By Jeff McMahon, September 15, 2013
A Greater Cleveland RTA HealthLine BRT vehicle at Public Square in downtown Cleveland, Ohio
Bus rapid transit, in which buses in dedicated lanes perform like
rail lines, can not only spur development, but can do so far more
efficiently than light rail and streetcars, according to a study due out
later this month from the Institute for Transportation and Development
“Both BRT and LRT can leverage many times more development investment
than they cost. Now we can say that for sure,” according to the
institute’s director for the U.S. and Africa, Annie Weinstock, who
previewed the findings at a Metropolitan Planning Council Roundtable in
Chicago last week.
“Per dollar of transit investment, and under similar conditions, BRT
can leverage more (development) investment than LRT or streetcars.”
For example, Cleveland’s Healthline, a BRT project completed on
Cleveland’s Euclid Avenue in 2008, has generated $5.8 billion in
development —$114 for each transit dollar invested. Portland’s Blue
Line, a light rail project completed in 1986, generated $3.74 per dollar
BRT’s efficiency makes sense—bus rapid transit lines are generally

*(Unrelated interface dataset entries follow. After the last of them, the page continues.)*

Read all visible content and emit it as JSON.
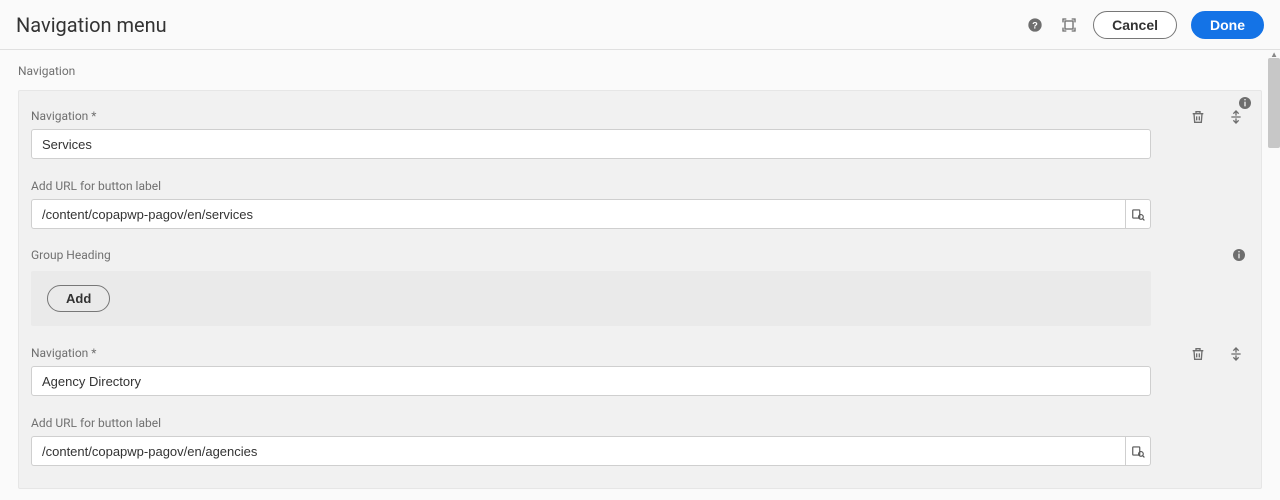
{
  "header": {
    "title": "Navigation menu",
    "cancel_label": "Cancel",
    "done_label": "Done"
  },
  "section_label": "Navigation",
  "labels": {
    "navigation_required": "Navigation *",
    "add_url": "Add URL for button label",
    "group_heading": "Group Heading",
    "add_btn": "Add"
  },
  "items": [
    {
      "name": "Services",
      "url": "/content/copapwp-pagov/en/services"
    },
    {
      "name": "Agency Directory",
      "url": "/content/copapwp-pagov/en/agencies"
    }
  ],
  "icons": {
    "help": "help-icon",
    "fullscreen": "fullscreen-icon",
    "info": "info-icon",
    "trash": "trash-icon",
    "reorder": "reorder-icon",
    "pathpicker": "path-picker-icon"
  }
}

cheaper to develop than rail lines (though some transportation experts balk at the comparison)—but the difference has never before been documented, Weinstock said.
“The first conclusion we’re able to
draw here is that actually BRT is
able to leverage development. This is the first time we have an
analysis to say that definitively,” she said.
“And it can leverage a lot of development. Three of the corridors
(studied) leveraged more than a billion dollars in development.”
BRT buses run in dedicated lanes, and stop at stations where riders
pay before boarding the bus. Buses running on BRT lines may also receive
traffic signal priority
to speed them along. Though many projects in the United States have
been described as BRT, many have only one or two features of BRT, and
really are only enhanced bus lines, Weinstock said.
The U.S. has seven authentic BRT lines in Cleveland, Las Vegas, Los
Angeles, Eugene Ore., and several in Pittsburgh. None achieve the
internationally recognized “gold standard” of BRT like Bogota’s TransMilenio line. But one planned for Chicago’s Ashland Avenue might.
“There’s no gold standard BRT in the U.S. yet,” Weinstock said, “but
if we continue with the Ashland project on the current
trajectory, Ashland could be the first gold in the U.S.”
Jeff Schreiber from the Chicago Department of Transportation asked
Schreiber what share of the development documented in the report can be
said to have occurred because of BRT or LRT.
“I don’t think we are attributing the development 100 percent to the
transit investment,” she said. “It’s part of the package of all of the
importance given to the corridor. It’s possible that in a really strong
corridor with a lot of goverment support and no transit you might get a
lot of development. Probably if you add in transit you would do even
better. But importantly in those situations you still need transit in
order to create that kind of dense urban environment.”
The institute’s report is scheduled to be available Sept. 27 here.